We soon reached the hotel and entered the office, where a warm fire welcomed us. The little old man undid the muffler and handed it to me. He then removed his hat, and I discovered that it was of straw, and, also, that he was very bald.
My pity for the man was all gone in a moment. It could not be that he had no other hat, for he was dressed well enough to own twenty hats. I never found out what his reason was for wearing such a hat in the winter.
I fell to moralizing presently; but I will not here write down my reflections. Suffice it to say that every day in the year I meet children, and grown people too, for that matter, who are “wearing straw hats in the winter,” and suffering various dreadful things in consequence thereof. The very next time you get into trouble, before you grumble and fret, see if it is not because you are wearing a straw hat in winter.

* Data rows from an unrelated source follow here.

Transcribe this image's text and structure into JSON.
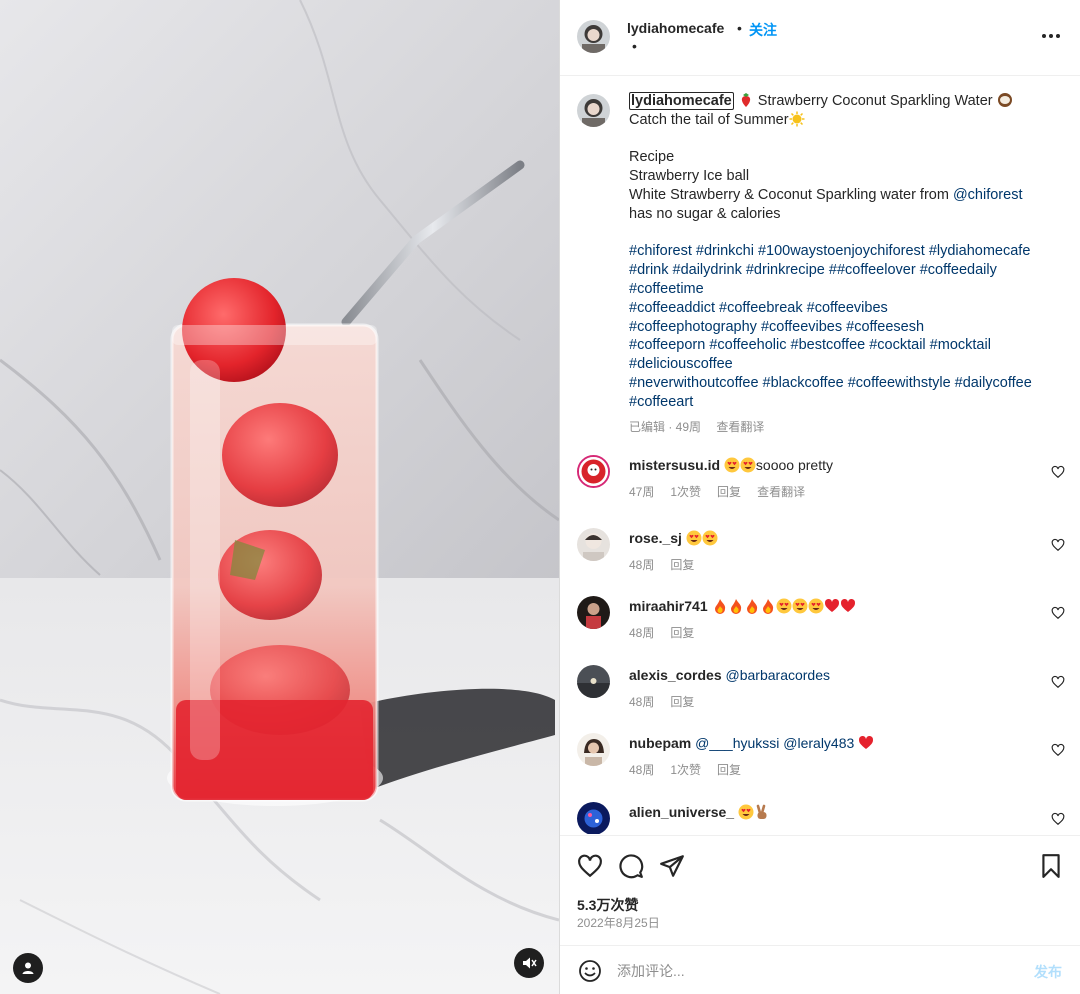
{
  "post": {
    "username": "lydiahomecafe",
    "follow_label": "关注",
    "separator": "•",
    "location_dot": "•"
  },
  "caption": {
    "username": "lydiahomecafe",
    "line1_text": " Strawberry Coconut Sparkling Water ",
    "line1_tail": " Catch the tail of Summer",
    "recipe_title": "Recipe",
    "recipe_item1": "Strawberry Ice ball",
    "recipe_item2_prefix": "White Strawberry & Coconut Sparkling water from ",
    "recipe_item2_mention": "@chiforest",
    "recipe_item3": "has no sugar & calories",
    "hashtags_block1": "#chiforest #drinkchi #100waystoenjoychiforest #lydiahomecafe #drink #dailydrink #drinkrecipe ##coffeelover #coffeedaily #coffeetime",
    "hashtags_lines": [
      "#coffeeaddict #coffeebreak #coffeevibes",
      "#coffeephotography #coffeevibes #coffeesesh",
      "#coffeeporn #coffeeholic #bestcoffee #cocktail #mocktail",
      "#deliciouscoffee",
      "#neverwithoutcoffee #blackcoffee #coffeewithstyle #dailycoffee",
      "#coffeeart"
    ],
    "edited": "已编辑 · 49周",
    "translate": "查看翻译"
  },
  "comments": [
    {
      "user": "mistersusu.id",
      "text": "soooo pretty",
      "time": "47周",
      "likes": "1次赞",
      "reply": "回复",
      "translate": "查看翻译"
    },
    {
      "user": "rose._sj",
      "text": "",
      "time": "48周",
      "likes": "",
      "reply": "回复",
      "translate": ""
    },
    {
      "user": "miraahir741",
      "text": "",
      "time": "48周",
      "likes": "",
      "reply": "回复",
      "translate": ""
    },
    {
      "user": "alexis_cordes",
      "text": "@barbaracordes",
      "time": "48周",
      "likes": "",
      "reply": "回复",
      "translate": ""
    },
    {
      "user": "nubepam",
      "text": "@___hyukssi @leraly483",
      "time": "48周",
      "likes": "1次赞",
      "reply": "回复",
      "translate": ""
    },
    {
      "user": "alien_universe_",
      "text": "",
      "time": "",
      "likes": "",
      "reply": "",
      "translate": ""
    }
  ],
  "stats": {
    "likes": "5.3万次赞",
    "date": "2022年8月25日"
  },
  "add_comment": {
    "placeholder": "添加评论...",
    "post_label": "发布"
  },
  "icons": {
    "more": "more-options-icon",
    "like": "heart-icon",
    "comment": "comment-icon",
    "share": "paper-plane-icon",
    "save": "bookmark-icon",
    "emoji": "smiley-icon",
    "tag": "user-tag-icon",
    "mute": "speaker-muted-icon"
  },
  "colors": {
    "link": "#00376b",
    "accent": "#0095f6",
    "muted": "#8e8e8e"
  }
}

RUFFLES AND PUFFS.
She stood looking down upon her neat plaid dress with a very dissatisfied face.
“Mamma,” she said, “why can’t I wear pretty clothes every day like Irene Clarke? She always has puffs and ruffles, and her aprons are trimmed so nice.”
Mamma finished buttoning the tippet and tied down the snug little hat.
“Puffs and ruffles and dainty aprons are nice,” she replied gently. “Mamma likes pretty things as well as Lou, but always in their place, dearie.”
But mamma’s words did not help. Little Lou went out with the same dissatisfied face.
“They say mammas know best,” she spoke. “It’s funny, though. Irene’s mamma knows a different best from mine—O, there she is!” and Lou hurried to meet the little city girl whose puffs and ruffles had made her plaid frock seem so mean.
It chanced that Irene wore a fresh suit, one that Lou had never seen. Delightedly she spied the dainty robe.
“Ain’t that sweet!” she exclaimed, and feasted her eyes till, suddenly looking down at Irene’s gaiters, she caught a glimpse of a curious field-bug trotting along on the ground. My little lady forgot the ruffles, forgot everything but her desire for a closer view.